==== Records for the exercise ====
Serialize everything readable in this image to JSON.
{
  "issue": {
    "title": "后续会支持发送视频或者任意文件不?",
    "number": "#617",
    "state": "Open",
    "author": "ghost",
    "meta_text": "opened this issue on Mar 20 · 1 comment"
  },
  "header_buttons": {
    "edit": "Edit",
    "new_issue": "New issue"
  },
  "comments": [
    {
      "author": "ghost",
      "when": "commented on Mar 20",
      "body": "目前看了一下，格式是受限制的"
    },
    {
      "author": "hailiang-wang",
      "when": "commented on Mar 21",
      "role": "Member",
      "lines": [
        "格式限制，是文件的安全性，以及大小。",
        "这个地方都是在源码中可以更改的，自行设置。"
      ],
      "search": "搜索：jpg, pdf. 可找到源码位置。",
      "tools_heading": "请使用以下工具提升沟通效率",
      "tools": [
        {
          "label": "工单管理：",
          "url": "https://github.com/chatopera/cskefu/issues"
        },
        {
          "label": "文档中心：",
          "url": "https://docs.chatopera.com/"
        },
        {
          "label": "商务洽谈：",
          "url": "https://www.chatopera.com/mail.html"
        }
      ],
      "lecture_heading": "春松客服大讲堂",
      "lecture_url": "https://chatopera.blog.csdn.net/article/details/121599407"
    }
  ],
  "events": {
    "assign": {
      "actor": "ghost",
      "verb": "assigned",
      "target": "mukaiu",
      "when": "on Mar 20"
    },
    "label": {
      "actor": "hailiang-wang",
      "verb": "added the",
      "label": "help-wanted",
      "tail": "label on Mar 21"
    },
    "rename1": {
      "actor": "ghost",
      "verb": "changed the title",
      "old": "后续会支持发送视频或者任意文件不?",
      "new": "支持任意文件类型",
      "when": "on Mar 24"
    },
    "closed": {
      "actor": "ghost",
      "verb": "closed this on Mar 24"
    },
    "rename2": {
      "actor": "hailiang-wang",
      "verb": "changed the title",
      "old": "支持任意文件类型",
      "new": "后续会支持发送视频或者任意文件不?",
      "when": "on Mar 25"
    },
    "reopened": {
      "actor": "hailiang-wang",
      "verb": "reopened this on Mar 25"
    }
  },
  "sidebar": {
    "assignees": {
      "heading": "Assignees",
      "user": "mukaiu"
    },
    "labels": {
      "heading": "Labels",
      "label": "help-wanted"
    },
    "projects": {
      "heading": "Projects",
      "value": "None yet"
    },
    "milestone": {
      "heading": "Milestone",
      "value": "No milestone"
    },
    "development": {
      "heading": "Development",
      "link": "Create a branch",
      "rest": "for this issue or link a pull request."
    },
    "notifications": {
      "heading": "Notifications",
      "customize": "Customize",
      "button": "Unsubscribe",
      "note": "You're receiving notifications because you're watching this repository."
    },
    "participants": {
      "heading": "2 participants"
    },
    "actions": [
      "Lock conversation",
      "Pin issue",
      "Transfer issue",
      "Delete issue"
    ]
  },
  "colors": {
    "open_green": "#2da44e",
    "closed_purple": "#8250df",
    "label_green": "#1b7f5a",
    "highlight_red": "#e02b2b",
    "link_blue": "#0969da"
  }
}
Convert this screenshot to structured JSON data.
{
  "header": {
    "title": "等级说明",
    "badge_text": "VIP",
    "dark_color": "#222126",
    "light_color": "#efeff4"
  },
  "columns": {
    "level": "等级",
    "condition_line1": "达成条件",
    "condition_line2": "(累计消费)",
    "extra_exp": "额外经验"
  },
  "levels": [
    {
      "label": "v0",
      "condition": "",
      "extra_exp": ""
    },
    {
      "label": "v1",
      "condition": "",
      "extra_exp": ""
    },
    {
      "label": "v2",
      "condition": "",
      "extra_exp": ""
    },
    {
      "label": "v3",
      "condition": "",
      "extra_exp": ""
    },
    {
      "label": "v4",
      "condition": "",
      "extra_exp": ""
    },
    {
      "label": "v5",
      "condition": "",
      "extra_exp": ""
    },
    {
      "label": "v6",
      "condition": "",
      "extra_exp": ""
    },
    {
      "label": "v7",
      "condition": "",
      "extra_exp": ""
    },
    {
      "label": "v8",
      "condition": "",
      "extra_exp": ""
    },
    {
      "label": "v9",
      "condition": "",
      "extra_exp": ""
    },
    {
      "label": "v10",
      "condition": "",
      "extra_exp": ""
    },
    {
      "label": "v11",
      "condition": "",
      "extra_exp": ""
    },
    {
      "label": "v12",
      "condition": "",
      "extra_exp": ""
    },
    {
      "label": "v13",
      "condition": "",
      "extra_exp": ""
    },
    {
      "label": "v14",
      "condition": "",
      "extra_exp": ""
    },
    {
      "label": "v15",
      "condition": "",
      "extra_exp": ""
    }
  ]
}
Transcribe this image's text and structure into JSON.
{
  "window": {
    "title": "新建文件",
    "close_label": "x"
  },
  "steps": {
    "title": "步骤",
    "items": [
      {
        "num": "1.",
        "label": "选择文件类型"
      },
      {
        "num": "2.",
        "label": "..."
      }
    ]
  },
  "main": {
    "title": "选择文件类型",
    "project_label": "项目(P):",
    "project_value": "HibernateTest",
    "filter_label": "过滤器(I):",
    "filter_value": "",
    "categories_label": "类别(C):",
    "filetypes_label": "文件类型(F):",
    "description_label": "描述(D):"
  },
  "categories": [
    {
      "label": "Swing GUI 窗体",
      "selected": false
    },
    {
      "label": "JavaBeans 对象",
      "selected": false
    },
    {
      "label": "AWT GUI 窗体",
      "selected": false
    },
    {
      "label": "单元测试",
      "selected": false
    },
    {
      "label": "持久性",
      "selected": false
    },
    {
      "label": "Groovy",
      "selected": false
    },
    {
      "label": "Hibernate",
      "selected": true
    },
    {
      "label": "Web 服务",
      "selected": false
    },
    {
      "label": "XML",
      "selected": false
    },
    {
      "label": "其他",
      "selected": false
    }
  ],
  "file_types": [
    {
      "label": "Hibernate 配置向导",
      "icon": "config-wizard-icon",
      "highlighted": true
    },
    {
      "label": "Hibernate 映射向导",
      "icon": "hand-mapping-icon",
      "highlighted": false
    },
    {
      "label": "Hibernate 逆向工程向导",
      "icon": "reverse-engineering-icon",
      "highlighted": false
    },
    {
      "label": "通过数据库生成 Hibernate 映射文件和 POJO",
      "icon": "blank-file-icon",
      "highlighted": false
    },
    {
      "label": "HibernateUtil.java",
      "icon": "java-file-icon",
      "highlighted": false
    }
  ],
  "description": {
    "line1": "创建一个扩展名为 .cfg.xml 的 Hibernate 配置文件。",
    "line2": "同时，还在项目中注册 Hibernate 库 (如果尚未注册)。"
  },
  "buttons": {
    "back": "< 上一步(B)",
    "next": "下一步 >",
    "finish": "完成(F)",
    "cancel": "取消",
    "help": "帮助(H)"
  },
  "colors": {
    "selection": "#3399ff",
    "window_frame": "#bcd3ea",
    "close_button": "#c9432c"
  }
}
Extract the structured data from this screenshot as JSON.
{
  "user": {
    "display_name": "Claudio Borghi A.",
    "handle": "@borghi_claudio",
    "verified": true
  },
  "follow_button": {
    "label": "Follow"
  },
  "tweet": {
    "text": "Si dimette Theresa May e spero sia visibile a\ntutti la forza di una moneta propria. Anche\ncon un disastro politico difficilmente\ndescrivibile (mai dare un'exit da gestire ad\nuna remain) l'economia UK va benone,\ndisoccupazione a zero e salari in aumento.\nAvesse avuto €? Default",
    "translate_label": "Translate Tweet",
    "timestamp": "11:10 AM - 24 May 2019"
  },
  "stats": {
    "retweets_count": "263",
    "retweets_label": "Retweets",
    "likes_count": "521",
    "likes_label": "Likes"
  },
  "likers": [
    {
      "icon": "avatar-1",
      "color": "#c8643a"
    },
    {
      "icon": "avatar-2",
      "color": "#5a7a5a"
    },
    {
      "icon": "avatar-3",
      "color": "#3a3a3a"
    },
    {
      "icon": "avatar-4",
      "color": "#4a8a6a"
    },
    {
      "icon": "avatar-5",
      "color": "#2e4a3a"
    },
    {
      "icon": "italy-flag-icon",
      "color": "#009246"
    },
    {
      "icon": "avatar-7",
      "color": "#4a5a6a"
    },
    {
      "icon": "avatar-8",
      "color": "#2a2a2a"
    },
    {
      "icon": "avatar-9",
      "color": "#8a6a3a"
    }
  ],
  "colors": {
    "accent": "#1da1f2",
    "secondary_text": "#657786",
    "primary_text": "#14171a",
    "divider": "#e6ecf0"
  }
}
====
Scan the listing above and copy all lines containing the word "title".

    "title": "后续会支持发送视频或者任意文件不?",
      "verb": "changed the title",
      "verb": "changed the title",
    "title": "等级说明",
    "title": "新建文件",
    "title": "步骤",
    "title": "选择文件类型",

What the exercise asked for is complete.